What you will do
Only an exact copy of the records below will serve as the answer.

[Dataset rows for apps and sites]

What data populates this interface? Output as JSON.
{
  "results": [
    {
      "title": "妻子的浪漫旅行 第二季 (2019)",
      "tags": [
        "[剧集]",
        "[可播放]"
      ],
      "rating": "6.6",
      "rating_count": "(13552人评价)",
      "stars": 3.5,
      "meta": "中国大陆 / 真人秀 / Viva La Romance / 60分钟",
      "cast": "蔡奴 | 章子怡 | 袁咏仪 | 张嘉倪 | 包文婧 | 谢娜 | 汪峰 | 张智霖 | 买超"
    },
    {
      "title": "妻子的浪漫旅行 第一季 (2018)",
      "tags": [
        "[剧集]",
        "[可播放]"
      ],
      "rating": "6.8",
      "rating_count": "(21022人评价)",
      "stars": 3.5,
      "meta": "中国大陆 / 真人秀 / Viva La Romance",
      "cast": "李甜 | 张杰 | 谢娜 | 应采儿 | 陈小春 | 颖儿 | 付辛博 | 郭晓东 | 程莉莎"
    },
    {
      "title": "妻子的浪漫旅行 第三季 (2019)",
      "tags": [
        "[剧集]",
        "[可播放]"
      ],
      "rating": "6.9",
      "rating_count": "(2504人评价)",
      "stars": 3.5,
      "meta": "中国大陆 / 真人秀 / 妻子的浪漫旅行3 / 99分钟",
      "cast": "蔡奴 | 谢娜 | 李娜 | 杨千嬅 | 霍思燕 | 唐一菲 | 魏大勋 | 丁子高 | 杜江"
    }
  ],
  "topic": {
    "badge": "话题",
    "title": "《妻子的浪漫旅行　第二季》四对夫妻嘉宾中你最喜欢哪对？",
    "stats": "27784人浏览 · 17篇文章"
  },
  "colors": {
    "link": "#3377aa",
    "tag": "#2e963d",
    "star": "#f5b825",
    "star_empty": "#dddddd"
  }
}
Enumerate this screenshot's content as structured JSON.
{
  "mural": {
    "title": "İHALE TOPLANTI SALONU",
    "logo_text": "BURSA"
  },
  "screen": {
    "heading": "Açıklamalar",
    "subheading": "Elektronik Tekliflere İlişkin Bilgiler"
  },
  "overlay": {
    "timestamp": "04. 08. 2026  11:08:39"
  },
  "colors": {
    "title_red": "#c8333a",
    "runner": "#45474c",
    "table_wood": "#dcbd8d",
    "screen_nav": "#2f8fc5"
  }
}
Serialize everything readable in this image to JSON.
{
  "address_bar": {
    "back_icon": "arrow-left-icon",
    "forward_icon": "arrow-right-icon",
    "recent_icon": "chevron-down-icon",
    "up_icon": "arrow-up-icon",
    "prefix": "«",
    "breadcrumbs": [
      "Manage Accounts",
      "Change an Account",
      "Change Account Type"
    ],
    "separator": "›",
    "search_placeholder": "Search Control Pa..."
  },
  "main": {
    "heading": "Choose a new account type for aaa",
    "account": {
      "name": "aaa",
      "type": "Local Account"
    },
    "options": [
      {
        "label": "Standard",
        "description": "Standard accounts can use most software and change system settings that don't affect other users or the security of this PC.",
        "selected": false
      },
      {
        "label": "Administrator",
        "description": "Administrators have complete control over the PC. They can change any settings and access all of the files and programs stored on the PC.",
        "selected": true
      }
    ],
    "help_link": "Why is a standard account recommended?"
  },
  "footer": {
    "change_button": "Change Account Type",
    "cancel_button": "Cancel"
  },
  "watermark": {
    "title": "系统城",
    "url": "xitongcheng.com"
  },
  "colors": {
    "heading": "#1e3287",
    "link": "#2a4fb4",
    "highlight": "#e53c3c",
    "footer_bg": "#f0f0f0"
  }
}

Response area
What data populates this interface? Output as JSON.
{
  "results": [
    {
      "title": "妻子的浪漫旅行 第二季 (2019)",
      "tags": [
        "[剧集]",
        "[可播放]"
      ],
      "rating": "6.6",
      "rating_count": "(13552人评价)",
      "stars": 3.5,
      "meta": "中国大陆 / 真人秀 / Viva La Romance / 60分钟",
      "cast": "蔡奴 | 章子怡 | 袁咏仪 | 张嘉倪 | 包文婧 | 谢娜 | 汪峰 | 张智霖 | 买超"
    },
    {
      "title": "妻子的浪漫旅行 第一季 (2018)",
      "tags": [
        "[剧集]",
        "[可播放]"
      ],
      "rating": "6.8",
      "rating_count": "(21022人评价)",
      "stars": 3.5,
      "meta": "中国大陆 / 真人秀 / Viva La Romance",
      "cast": "李甜 | 张杰 | 谢娜 | 应采儿 | 陈小春 | 颖儿 | 付辛博 | 郭晓东 | 程莉莎"
    },
    {
      "title": "妻子的浪漫旅行 第三季 (2019)",
      "tags": [
        "[剧集]",
        "[可播放]"
      ],
      "rating": "6.9",
      "rating_count": "(2504人评价)",
      "stars": 3.5,
      "meta": "中国大陆 / 真人秀 / 妻子的浪漫旅行3 / 99分钟",
      "cast": "蔡奴 | 谢娜 | 李娜 | 杨千嬅 | 霍思燕 | 唐一菲 | 魏大勋 | 丁子高 | 杜江"
    }
  ],
  "topic": {
    "badge": "话题",
    "title": "《妻子的浪漫旅行　第二季》四对夫妻嘉宾中你最喜欢哪对？",
    "stats": "27784人浏览 · 17篇文章"
  },
  "colors": {
    "link": "#3377aa",
    "tag": "#2e963d",
    "star": "#f5b825",
    "star_empty": "#dddddd"
  }
}
Enumerate this screenshot's content as structured JSON.
{
  "mural": {
    "title": "İHALE TOPLANTI SALONU",
    "logo_text": "BURSA"
  },
  "screen": {
    "heading": "Açıklamalar",
    "subheading": "Elektronik Tekliflere İlişkin Bilgiler"
  },
  "overlay": {
    "timestamp": "04. 08. 2026  11:08:39"
  },
  "colors": {
    "title_red": "#c8333a",
    "runner": "#45474c",
    "table_wood": "#dcbd8d",
    "screen_nav": "#2f8fc5"
  }
}
Serialize everything readable in this image to JSON.
{
  "address_bar": {
    "back_icon": "arrow-left-icon",
    "forward_icon": "arrow-right-icon",
    "recent_icon": "chevron-down-icon",
    "up_icon": "arrow-up-icon",
    "prefix": "«",
    "breadcrumbs": [
      "Manage Accounts",
      "Change an Account",
      "Change Account Type"
    ],
    "separator": "›",
    "search_placeholder": "Search Control Pa..."
  },
  "main": {
    "heading": "Choose a new account type for aaa",
    "account": {
      "name": "aaa",
      "type": "Local Account"
    },
    "options": [
      {
        "label": "Standard",
        "description": "Standard accounts can use most software and change system settings that don't affect other users or the security of this PC.",
        "selected": false
      },
      {
        "label": "Administrator",
        "description": "Administrators have complete control over the PC. They can change any settings and access all of the files and programs stored on the PC.",
        "selected": true
      }
    ],
    "help_link": "Why is a standard account recommended?"
  },
  "footer": {
    "change_button": "Change Account Type",
    "cancel_button": "Cancel"
  },
  "watermark": {
    "title": "系统城",
    "url": "xitongcheng.com"
  },
  "colors": {
    "heading": "#1e3287",
    "link": "#2a4fb4",
    "highlight": "#e53c3c",
    "footer_bg": "#f0f0f0"
  }
}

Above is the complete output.